▸ **Task directions**: Your job is to report every line of the entries that has "JSON".

▸ **Stored data**:
- - -

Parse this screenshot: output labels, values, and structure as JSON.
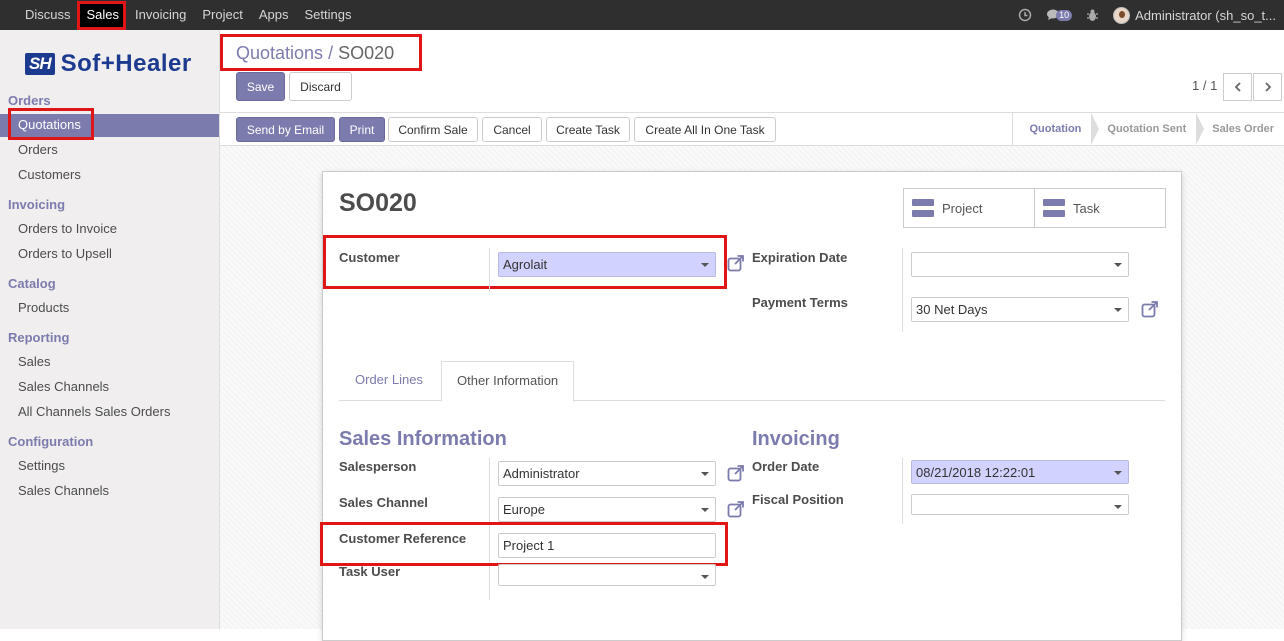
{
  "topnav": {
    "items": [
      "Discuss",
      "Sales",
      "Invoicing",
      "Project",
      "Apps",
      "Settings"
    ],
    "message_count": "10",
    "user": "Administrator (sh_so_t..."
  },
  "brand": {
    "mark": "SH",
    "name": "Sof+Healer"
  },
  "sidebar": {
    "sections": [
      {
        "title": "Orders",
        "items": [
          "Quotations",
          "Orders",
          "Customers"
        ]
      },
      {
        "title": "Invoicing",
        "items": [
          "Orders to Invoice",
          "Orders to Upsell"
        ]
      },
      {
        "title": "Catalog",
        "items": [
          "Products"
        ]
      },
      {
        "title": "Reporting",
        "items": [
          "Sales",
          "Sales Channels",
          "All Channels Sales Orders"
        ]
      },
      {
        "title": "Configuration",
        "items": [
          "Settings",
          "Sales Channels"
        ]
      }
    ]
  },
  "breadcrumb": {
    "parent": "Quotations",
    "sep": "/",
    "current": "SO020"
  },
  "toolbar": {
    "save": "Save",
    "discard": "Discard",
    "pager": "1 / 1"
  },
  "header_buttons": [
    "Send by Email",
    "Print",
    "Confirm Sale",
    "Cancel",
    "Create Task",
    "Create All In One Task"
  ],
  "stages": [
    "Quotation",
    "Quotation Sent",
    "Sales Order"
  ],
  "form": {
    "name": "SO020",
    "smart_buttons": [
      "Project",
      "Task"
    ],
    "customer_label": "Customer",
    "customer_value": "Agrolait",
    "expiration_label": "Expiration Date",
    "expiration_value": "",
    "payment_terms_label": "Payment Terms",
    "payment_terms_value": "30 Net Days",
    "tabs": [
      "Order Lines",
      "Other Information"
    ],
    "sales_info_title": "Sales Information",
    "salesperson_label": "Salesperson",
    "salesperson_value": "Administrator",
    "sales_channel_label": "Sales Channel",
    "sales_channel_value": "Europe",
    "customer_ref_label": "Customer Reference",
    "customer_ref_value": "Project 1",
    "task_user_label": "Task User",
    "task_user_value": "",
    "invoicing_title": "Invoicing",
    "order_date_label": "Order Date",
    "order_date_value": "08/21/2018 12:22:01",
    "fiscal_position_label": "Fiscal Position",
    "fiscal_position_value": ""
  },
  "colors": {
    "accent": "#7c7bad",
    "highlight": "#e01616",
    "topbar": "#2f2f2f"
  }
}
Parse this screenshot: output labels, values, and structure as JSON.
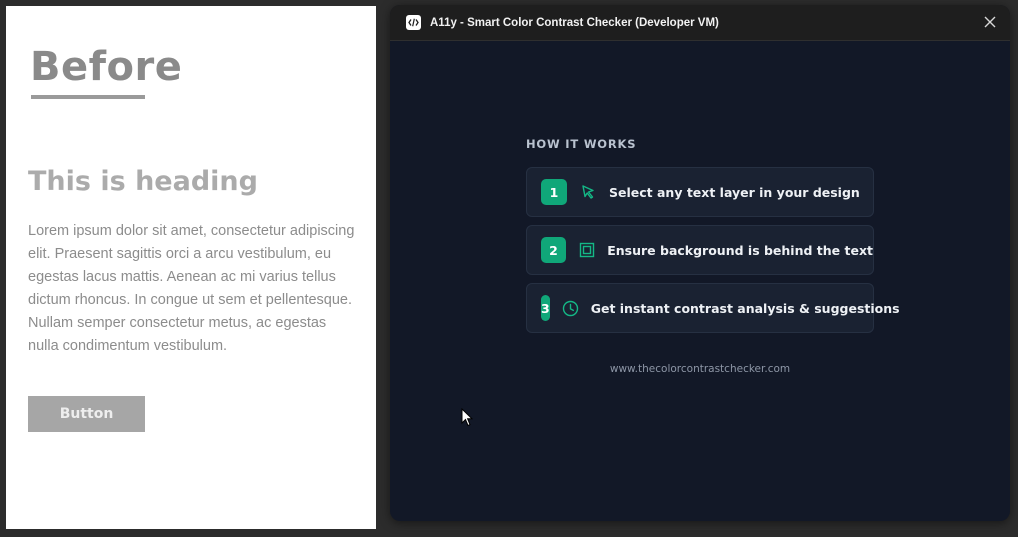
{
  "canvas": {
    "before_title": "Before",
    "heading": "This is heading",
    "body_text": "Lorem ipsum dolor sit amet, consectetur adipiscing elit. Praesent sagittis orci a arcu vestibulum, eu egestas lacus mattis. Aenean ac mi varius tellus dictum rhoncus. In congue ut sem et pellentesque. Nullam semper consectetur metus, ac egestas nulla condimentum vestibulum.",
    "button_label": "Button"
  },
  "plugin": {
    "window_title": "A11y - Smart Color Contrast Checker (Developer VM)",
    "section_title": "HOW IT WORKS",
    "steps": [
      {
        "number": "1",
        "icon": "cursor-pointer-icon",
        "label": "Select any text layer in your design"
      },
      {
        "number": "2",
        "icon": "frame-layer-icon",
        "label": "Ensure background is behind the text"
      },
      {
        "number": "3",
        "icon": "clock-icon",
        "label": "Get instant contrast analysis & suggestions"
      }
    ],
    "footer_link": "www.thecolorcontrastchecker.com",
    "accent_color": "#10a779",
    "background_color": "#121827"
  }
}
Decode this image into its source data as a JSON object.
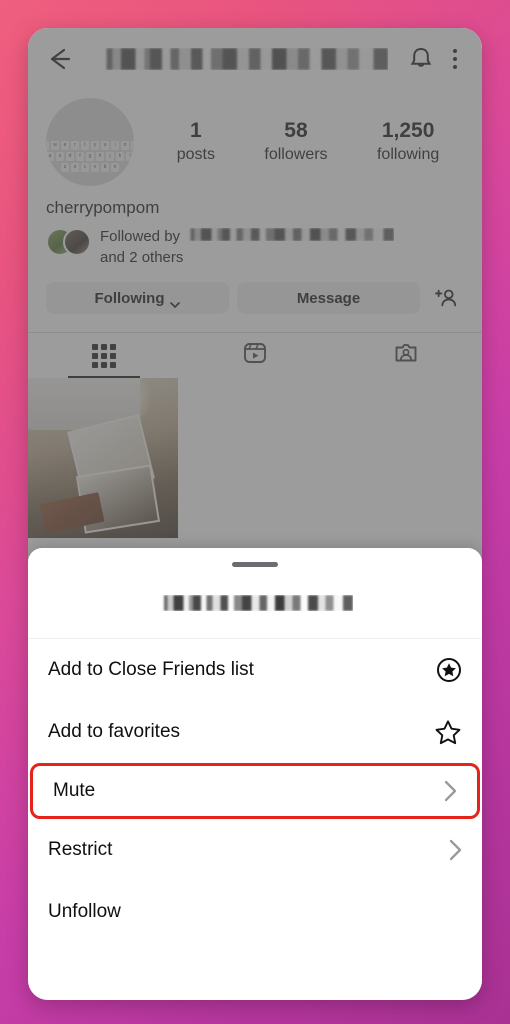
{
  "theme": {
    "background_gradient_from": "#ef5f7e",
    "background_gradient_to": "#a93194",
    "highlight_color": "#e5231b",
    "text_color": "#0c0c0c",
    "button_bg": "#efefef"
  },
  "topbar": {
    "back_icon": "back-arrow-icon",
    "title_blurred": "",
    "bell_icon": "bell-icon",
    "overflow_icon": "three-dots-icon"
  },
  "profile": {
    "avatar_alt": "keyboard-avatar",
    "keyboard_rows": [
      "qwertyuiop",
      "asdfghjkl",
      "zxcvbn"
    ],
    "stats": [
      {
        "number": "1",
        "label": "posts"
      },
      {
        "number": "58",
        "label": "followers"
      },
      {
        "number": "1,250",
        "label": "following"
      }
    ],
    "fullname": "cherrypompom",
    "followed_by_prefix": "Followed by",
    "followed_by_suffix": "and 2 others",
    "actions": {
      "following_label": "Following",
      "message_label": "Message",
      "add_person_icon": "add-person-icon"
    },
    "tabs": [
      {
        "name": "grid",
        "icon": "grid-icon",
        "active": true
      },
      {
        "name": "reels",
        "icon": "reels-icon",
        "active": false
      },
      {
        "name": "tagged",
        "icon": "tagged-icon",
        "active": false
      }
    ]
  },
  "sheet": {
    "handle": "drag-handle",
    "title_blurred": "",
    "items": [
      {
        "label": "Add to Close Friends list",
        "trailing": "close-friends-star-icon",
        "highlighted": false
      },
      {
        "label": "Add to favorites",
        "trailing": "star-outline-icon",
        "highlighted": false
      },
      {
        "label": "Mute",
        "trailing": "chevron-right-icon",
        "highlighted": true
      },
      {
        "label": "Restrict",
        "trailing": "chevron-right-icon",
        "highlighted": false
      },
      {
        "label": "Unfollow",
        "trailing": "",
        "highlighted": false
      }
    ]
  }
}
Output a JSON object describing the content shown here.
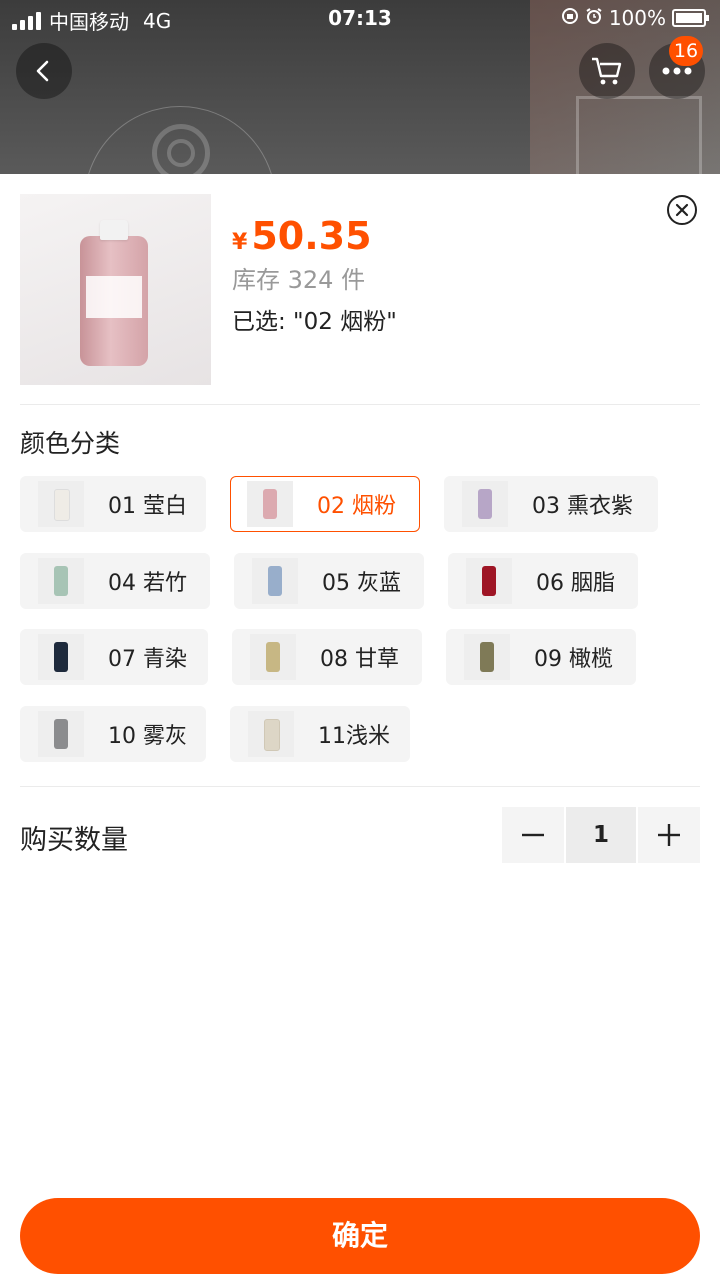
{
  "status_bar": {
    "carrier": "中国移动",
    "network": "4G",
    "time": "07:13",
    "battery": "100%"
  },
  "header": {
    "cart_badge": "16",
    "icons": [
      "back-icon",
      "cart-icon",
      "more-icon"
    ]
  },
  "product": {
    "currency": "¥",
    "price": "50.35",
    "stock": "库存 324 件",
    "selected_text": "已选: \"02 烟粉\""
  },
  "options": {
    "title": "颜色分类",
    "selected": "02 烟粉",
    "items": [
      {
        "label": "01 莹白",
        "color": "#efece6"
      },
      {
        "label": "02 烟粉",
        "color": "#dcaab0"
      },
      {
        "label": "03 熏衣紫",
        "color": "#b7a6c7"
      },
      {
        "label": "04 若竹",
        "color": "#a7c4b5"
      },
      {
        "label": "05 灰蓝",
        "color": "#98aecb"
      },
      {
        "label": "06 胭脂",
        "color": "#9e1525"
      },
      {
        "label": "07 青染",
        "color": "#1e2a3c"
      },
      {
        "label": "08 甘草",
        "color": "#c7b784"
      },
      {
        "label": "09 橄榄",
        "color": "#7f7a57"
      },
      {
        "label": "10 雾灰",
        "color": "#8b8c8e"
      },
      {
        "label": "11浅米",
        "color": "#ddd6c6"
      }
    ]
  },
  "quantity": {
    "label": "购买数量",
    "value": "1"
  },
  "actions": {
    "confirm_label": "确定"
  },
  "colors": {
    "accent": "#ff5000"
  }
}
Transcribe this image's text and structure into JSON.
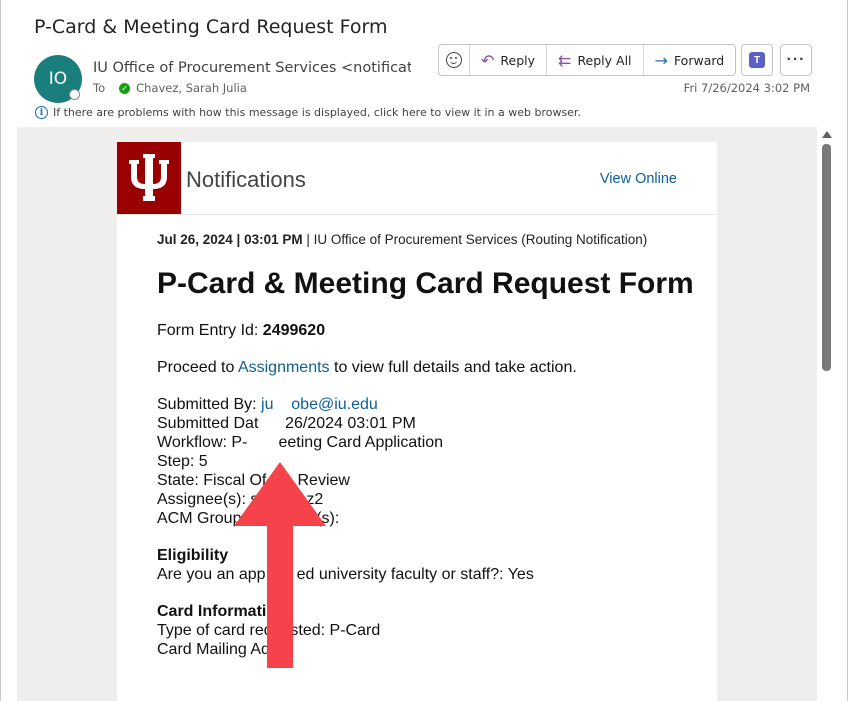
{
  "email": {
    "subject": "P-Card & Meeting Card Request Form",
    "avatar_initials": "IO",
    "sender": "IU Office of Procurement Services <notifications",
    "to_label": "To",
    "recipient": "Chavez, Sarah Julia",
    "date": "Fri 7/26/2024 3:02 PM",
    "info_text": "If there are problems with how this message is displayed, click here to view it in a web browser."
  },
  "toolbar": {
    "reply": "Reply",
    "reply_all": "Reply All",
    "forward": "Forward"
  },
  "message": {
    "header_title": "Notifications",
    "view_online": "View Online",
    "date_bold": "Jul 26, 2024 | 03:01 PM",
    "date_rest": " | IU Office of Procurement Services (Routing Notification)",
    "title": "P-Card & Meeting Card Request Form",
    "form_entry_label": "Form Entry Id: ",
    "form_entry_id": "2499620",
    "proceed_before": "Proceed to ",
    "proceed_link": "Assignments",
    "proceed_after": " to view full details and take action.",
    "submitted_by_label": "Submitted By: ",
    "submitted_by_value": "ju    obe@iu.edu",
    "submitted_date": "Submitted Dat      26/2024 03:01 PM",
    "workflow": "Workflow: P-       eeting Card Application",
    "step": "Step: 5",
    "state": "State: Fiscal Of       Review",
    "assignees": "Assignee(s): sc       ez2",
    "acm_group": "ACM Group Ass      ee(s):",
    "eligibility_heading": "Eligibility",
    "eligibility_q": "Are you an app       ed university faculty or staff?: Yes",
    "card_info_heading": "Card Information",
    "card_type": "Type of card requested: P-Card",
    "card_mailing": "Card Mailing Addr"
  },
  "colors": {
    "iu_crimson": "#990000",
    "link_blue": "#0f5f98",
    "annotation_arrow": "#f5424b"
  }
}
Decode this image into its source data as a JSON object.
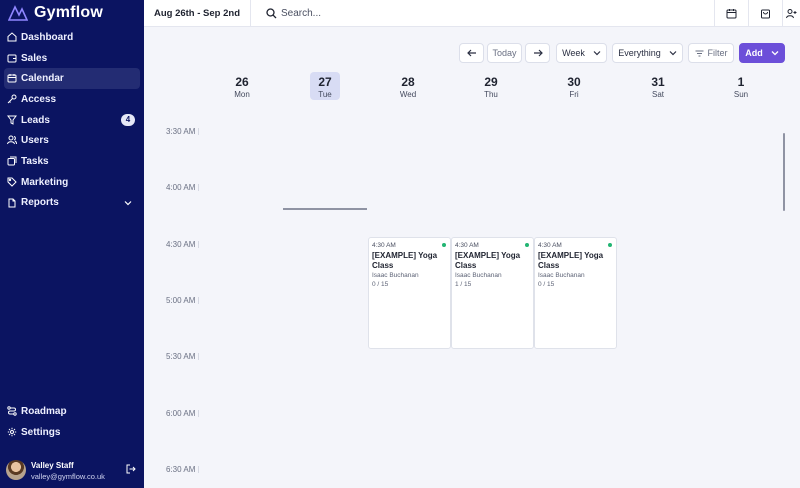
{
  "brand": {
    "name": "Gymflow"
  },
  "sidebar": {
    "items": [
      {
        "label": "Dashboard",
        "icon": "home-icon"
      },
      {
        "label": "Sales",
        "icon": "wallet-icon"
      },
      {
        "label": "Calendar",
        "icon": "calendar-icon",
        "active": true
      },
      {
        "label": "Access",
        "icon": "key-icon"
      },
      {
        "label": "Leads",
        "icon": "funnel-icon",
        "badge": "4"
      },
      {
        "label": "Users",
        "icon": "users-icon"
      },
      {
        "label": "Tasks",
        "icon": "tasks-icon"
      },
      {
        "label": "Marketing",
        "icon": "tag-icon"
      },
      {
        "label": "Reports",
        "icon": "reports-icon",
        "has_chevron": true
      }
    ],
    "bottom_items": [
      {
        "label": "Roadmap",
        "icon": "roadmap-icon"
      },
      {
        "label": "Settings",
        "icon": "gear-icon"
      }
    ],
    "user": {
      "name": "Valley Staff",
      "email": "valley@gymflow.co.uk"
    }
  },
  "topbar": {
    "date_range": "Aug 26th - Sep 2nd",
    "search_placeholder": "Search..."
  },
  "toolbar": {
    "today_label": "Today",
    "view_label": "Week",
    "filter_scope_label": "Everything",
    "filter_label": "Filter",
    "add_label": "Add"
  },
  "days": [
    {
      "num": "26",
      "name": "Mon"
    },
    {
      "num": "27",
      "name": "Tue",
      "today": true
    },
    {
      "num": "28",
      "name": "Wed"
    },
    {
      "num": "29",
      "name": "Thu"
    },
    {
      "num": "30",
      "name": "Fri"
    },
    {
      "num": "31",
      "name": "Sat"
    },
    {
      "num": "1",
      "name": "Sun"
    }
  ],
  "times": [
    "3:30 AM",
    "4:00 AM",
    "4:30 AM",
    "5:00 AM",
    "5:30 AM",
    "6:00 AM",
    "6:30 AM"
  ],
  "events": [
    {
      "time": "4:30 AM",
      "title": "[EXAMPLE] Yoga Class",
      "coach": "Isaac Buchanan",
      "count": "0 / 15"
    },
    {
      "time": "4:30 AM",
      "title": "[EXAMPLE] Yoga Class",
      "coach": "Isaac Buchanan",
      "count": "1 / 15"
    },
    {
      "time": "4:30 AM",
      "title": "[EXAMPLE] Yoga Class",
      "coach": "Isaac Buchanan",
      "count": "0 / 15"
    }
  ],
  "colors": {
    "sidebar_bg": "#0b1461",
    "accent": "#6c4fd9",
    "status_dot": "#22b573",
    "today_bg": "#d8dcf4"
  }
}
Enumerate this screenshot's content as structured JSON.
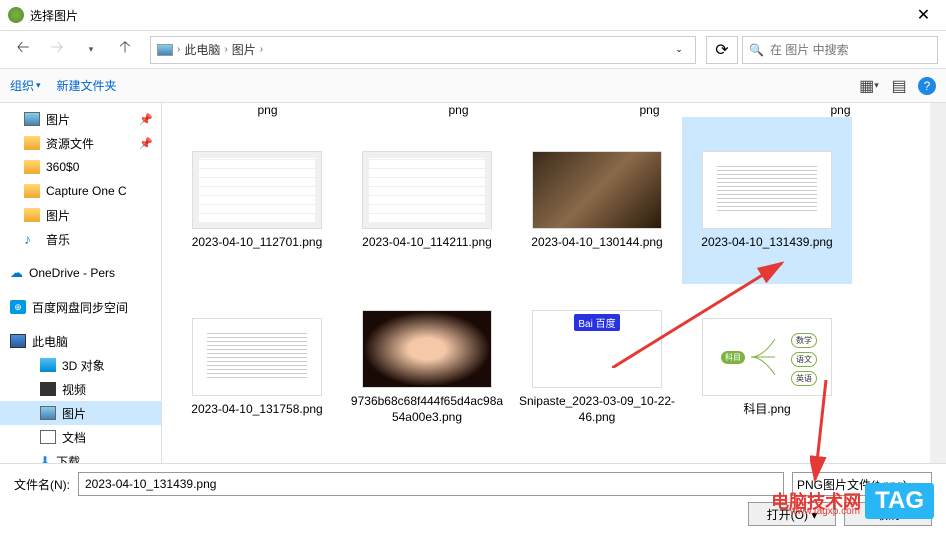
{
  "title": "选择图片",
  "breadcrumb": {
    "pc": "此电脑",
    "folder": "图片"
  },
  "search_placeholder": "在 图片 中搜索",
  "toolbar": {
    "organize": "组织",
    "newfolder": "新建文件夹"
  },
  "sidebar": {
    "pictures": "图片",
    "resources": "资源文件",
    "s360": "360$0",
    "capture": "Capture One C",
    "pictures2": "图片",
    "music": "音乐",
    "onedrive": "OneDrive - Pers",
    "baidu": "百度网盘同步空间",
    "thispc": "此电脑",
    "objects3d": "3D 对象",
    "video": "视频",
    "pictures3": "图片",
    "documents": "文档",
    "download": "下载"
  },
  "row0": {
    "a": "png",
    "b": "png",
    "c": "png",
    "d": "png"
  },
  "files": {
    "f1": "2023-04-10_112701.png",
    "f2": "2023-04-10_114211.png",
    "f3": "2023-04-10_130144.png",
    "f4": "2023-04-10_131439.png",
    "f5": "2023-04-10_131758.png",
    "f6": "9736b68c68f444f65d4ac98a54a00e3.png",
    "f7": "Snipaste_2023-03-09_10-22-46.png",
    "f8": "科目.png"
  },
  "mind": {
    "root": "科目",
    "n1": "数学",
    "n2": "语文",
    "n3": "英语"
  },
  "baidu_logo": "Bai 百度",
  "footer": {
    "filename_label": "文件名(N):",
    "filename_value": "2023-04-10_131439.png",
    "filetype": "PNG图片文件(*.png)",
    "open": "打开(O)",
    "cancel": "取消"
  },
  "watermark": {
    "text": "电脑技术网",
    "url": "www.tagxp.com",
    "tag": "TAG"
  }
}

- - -

▸ **Written solution**:
Parse this screenshot: output labels, values, and structure as JSON.
Parse this screenshot: output labels, values, and structure as JSON.
Decode this image into its source data as a JSON object.
Output a JSON object describing the content shown here.
Transcribe this image's text and structure into JSON.
Decode this image into its source data as a JSON object.
Enumerate this screenshot's content as structured JSON.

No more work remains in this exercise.